Inside the Icon: USS Midway
The former Navy ship has a decorated military history but continues to impress as a maritime museum, with massive preservation efforts, record-breaking attendance, celebrity visitors, and one of the best waterfront views in all of San Diego.
Photo by John Bahu
Visit the Icon
910 North Harbor Drive, Downtown
The USS Midway went into active service one week after WWII ended in 1945 and was the only U.S. Navy ship to serve for the entire duration of the Cold War. It was also the world’s first ship to carry nuclear weapons. It opened as a museum in June 2004.
After the Midway’s decommissioning at North Island and storage in Washington, it took 12 years for a group of more than 1,000 San Diegans to obtain the permits needed to bring the ship back to the city in 2004. Today, about 700 local volunteers donate 250,000 hours annually—the equivalent of more than 100 full-time employees.
With only five months to convert the aircraft carrier into a museum, there was much to accomplish in a short amount of time. That meant operating without regular electricity during that first summer. An employee had to stop at a gas station on the way to work each morning to get fuel for the pier’s generator.
Fresh off the Boat

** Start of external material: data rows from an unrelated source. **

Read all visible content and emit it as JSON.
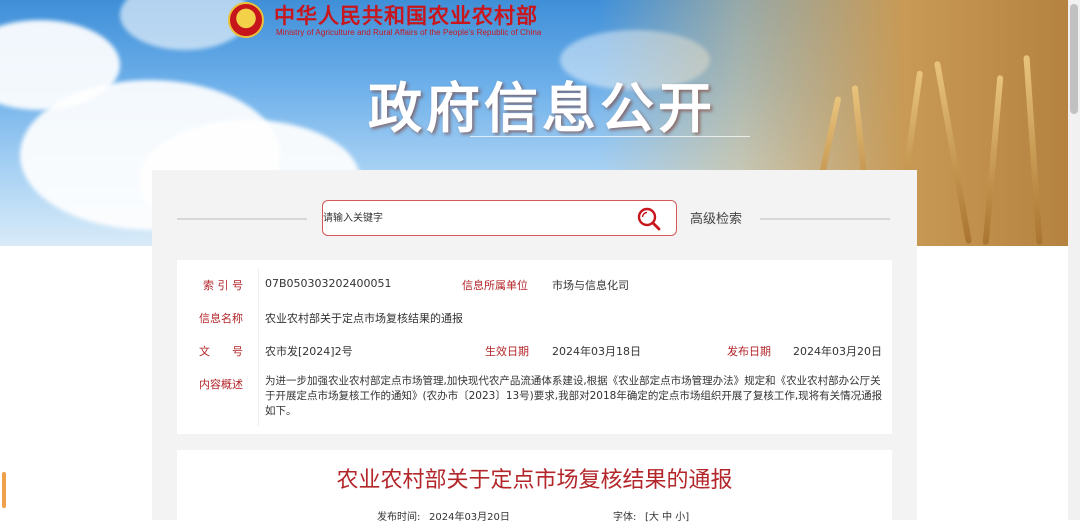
{
  "header": {
    "ministry_cn": "中华人民共和国农业农村部",
    "ministry_en": "Ministry of Agriculture and Rural Affairs of the People's Republic of China",
    "banner_title": "政府信息公开"
  },
  "search": {
    "placeholder": "请输入关键字",
    "button_icon": "search-icon",
    "advanced_label": "高级检索"
  },
  "info": {
    "index_label": "索 引 号",
    "index_value": "07B050303202400051",
    "org_label": "信息所属单位",
    "org_value": "市场与信息化司",
    "name_label": "信息名称",
    "name_value": "农业农村部关于定点市场复核结果的通报",
    "doc_label": "文　　号",
    "doc_value": "农市发[2024]2号",
    "effective_label": "生效日期",
    "effective_value": "2024年03月18日",
    "publish_label": "发布日期",
    "publish_value": "2024年03月20日",
    "summary_label": "内容概述",
    "summary_value": "为进一步加强农业农村部定点市场管理,加快现代农产品流通体系建设,根据《农业部定点市场管理办法》规定和《农业农村部办公厅关于开展定点市场复核工作的通知》(农办市〔2023〕13号)要求,我部对2018年确定的定点市场组织开展了复核工作,现将有关情况通报如下。"
  },
  "article": {
    "title": "农业农村部关于定点市场复核结果的通报",
    "publish_time_label": "发布时间:",
    "publish_time_value": "2024年03月20日",
    "font_label": "字体:",
    "font_options": "[大 中 小]"
  },
  "colors": {
    "accent_red": "#b3262a",
    "search_border": "#d35a5a"
  }
}
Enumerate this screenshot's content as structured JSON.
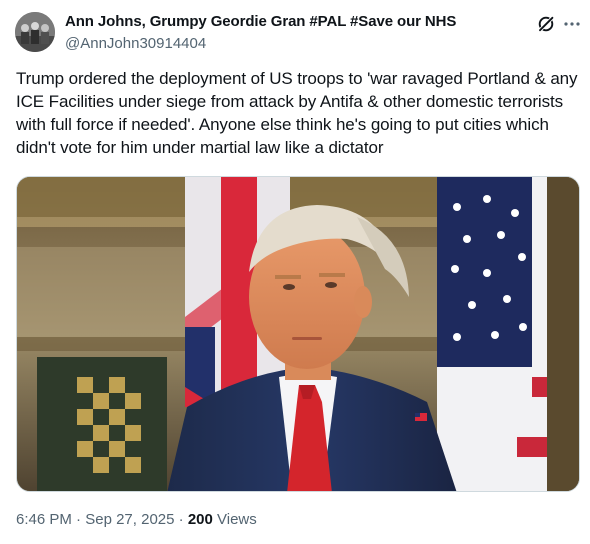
{
  "author": {
    "display_name": "Ann Johns, Grumpy Geordie Gran #PAL #Save our NHS",
    "handle": "@AnnJohn30914404"
  },
  "post": {
    "text": "Trump ordered the deployment of US troops to 'war ravaged Portland & any ICE Facilities under siege from attack by Antifa & other domestic terrorists with full force if needed'. Anyone else think he's going to put cities which didn't vote for him under martial law like a dictator"
  },
  "meta": {
    "time": "6:46 PM",
    "separator": "·",
    "date": "Sep 27, 2025",
    "views_count": "200",
    "views_label": "Views"
  },
  "icons": {
    "header_left": "grok-icon",
    "header_right": "more-icon"
  },
  "colors": {
    "text_primary": "#0f1419",
    "text_secondary": "#536471",
    "border": "#cfd9de"
  }
}
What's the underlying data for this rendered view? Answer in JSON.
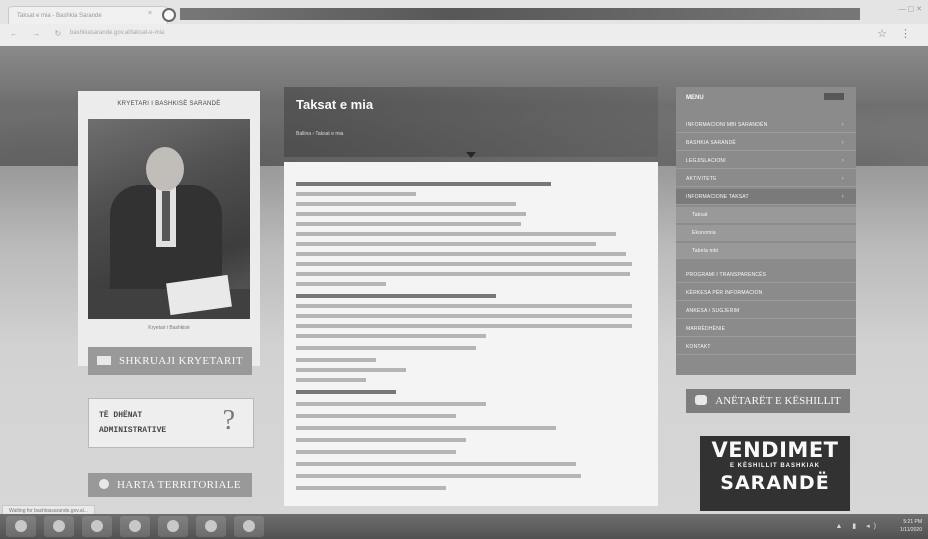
{
  "browser": {
    "tab_title": "Taksat e mia - Bashkia Sarande",
    "tab_close": "×",
    "url": "bashkiasarande.gov.al/taksat-e-mia",
    "nav_glyphs": "← → ↻",
    "right_glyphs": "☆ ⋮",
    "window_controls": "— ▢ ✕"
  },
  "mayor": {
    "title": "KRYETARI I BASHKISË SARANDË",
    "caption": "Kryetari i Bashkisë"
  },
  "left_buttons": {
    "write_mayor": "SHKRUAJI KRYETARIT",
    "admin_line1": "TË DHËNAT",
    "admin_line2": "ADMINISTRATIVE",
    "admin_glyph": "?",
    "map": "HARTA TERRITORIALE"
  },
  "content": {
    "heading": "Taksat e mia",
    "breadcrumb": "Ballina › Taksat e mia"
  },
  "menu": {
    "title": "MENU",
    "items": [
      {
        "label": "INFORMACIONI MBI SARANDËN",
        "arrow": "›"
      },
      {
        "label": "BASHKIA SARANDË",
        "arrow": "›"
      },
      {
        "label": "LEGJISLACIONI",
        "arrow": "›"
      },
      {
        "label": "AKTIVITETE",
        "arrow": "›"
      },
      {
        "label": "INFORMACIONE TAKSAT",
        "arrow": "›"
      },
      {
        "label": "Taksat",
        "arrow": ""
      },
      {
        "label": "Ekonomia",
        "arrow": ""
      },
      {
        "label": "Tabela mbi",
        "arrow": ""
      },
      {
        "label": "PROGRAMI I TRANSPARENCËS",
        "arrow": ""
      },
      {
        "label": "KËRKESA PËR INFORMACION",
        "arrow": ""
      },
      {
        "label": "ANKESA / SUGJERIM",
        "arrow": ""
      },
      {
        "label": "MARRËDHËNIE",
        "arrow": ""
      },
      {
        "label": "KONTAKT",
        "arrow": ""
      }
    ]
  },
  "members_button": "ANËTARËT E KËSHILLIT",
  "vendimet": {
    "line1": "VENDIMET",
    "line2": "E KËSHILLIT BASHKIAK",
    "line3": "SARANDË"
  },
  "status_text": "Waiting for bashkiasarande.gov.al...",
  "clock": {
    "time": "5:21 PM",
    "date": "1/11/2020"
  }
}
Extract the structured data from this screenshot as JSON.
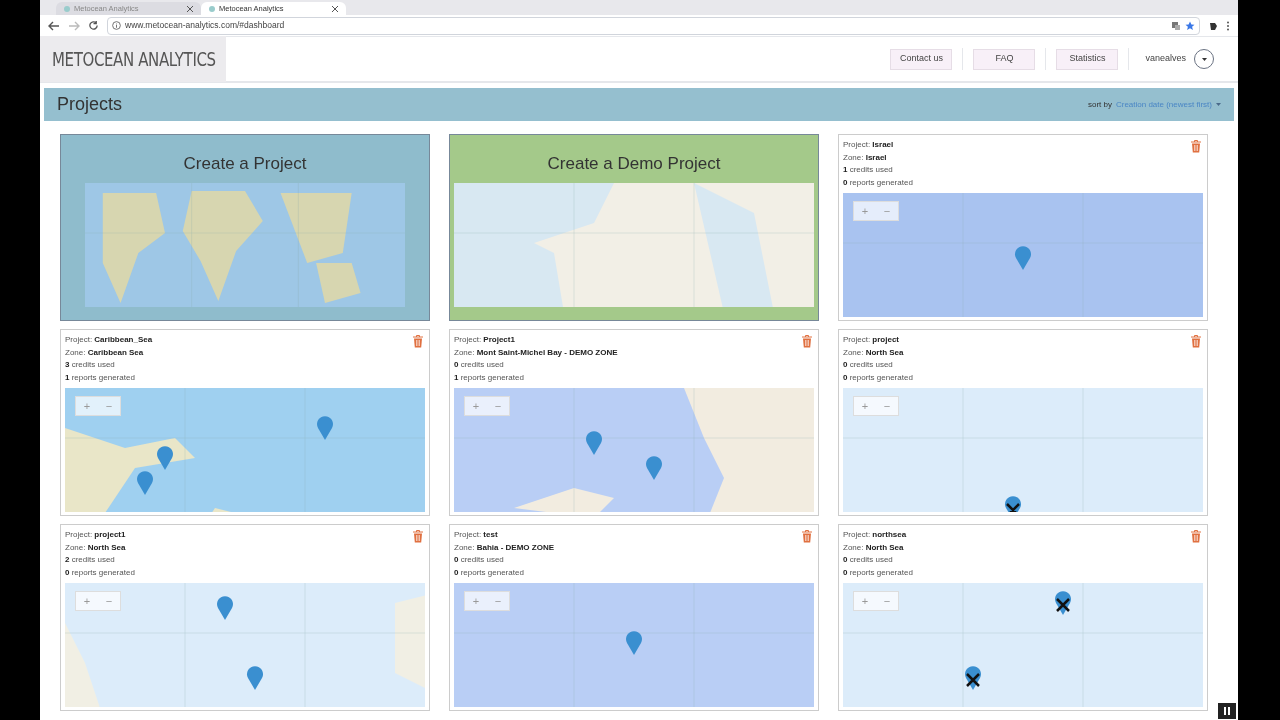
{
  "browser": {
    "tabs": [
      {
        "title": "Metocean Analytics",
        "selected": false
      },
      {
        "title": "Metocean Analytics",
        "selected": true
      }
    ],
    "url": "www.metocean-analytics.com/#dashboard"
  },
  "header": {
    "logo_text": "METOCEAN ANALYTICS",
    "nav": [
      "Contact us",
      "FAQ",
      "Statistics"
    ],
    "user": "vanealves"
  },
  "projects_bar": {
    "title": "Projects",
    "sort_label": "sort by",
    "sort_value": "Creation date (newest first)"
  },
  "cards": [
    {
      "kind": "create",
      "title": "Create a Project"
    },
    {
      "kind": "demo",
      "title": "Create a Demo Project"
    },
    {
      "kind": "project",
      "project": "Project: **Israel**",
      "zone": "Zone: **Israel**",
      "credits": "**1** credits used",
      "reports": "**0** reports generated",
      "zoom": [
        "+",
        "−"
      ]
    },
    {
      "kind": "project",
      "project": "Project: **Caribbean_Sea**",
      "zone": "Zone: **Caribbean Sea**",
      "credits": "**3** credits used",
      "reports": "**1** reports generated",
      "zoom": [
        "+",
        "−"
      ]
    },
    {
      "kind": "project",
      "project": "Project: **Project1**",
      "zone": "Zone: **Mont Saint-Michel Bay - DEMO ZONE**",
      "credits": "**0** credits used",
      "reports": "**1** reports generated",
      "zoom": [
        "+",
        "−"
      ]
    },
    {
      "kind": "project",
      "project": "Project: **project**",
      "zone": "Zone: **North Sea**",
      "credits": "**0** credits used",
      "reports": "**0** reports generated",
      "zoom": [
        "+",
        "−"
      ]
    },
    {
      "kind": "project",
      "project": "Project: **project1**",
      "zone": "Zone: **North Sea**",
      "credits": "**2** credits used",
      "reports": "**0** reports generated",
      "zoom": [
        "+",
        "−"
      ]
    },
    {
      "kind": "project",
      "project": "Project: **test**",
      "zone": "Zone: **Bahia - DEMO ZONE**",
      "credits": "**0** credits used",
      "reports": "**0** reports generated",
      "zoom": [
        "+",
        "−"
      ]
    },
    {
      "kind": "project",
      "project": "Project: **northsea**",
      "zone": "Zone: **North Sea**",
      "credits": "**0** credits used",
      "reports": "**0** reports generated",
      "zoom": [
        "+",
        "−"
      ]
    }
  ]
}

The Midway Museum hit its projected first-year attendance less than five months after opening, was profitable by the first month, and debt-free in 18 months. As a nonprofit, all proceeds go back to the museum.
Running a Tight Ship
The museum employs a specialist diver to inspect and maintain the 1,000-foot hull, making minor rust and corrosion repairs beneath the water line.
A Night at the Museum
The Midway hosts 300 private evening events per year. Revelers have enjoyed helicopter landings, fireworks, and skydivers landing on the flight deck. (Given the wind gusts and occasional uninvited seagulls, the Midway is not used for weddings.)
The museum hit 1.4 million visitors in 2015, their sixth consecutive annual attendance record. Four in 10 guests are from foreign countries, one in 14 are from China, and one in 10 are from Europe.
American Idol, The Bachelor, Wheel of Fortune, and many other TV shows have filmed on the Midway.
Guests can explore the ship’s galley, engine room, jail, flight simulators, and more—plus 29 aircraft and climbable cockpits spanning the 20th century, such as an F-14 Tomcat and H-46 Sea Knight.
Hollywood stars, pro athletes, and foreign dignitaries have visited the museum, but almost all of them have requested to keep their visits under wraps. One notable exception?
Hollywood heavyweight and former California governor Arnold Schwarzenegger, his now ex-wife Maria Shriver, and their kids, who went on private tours during his term.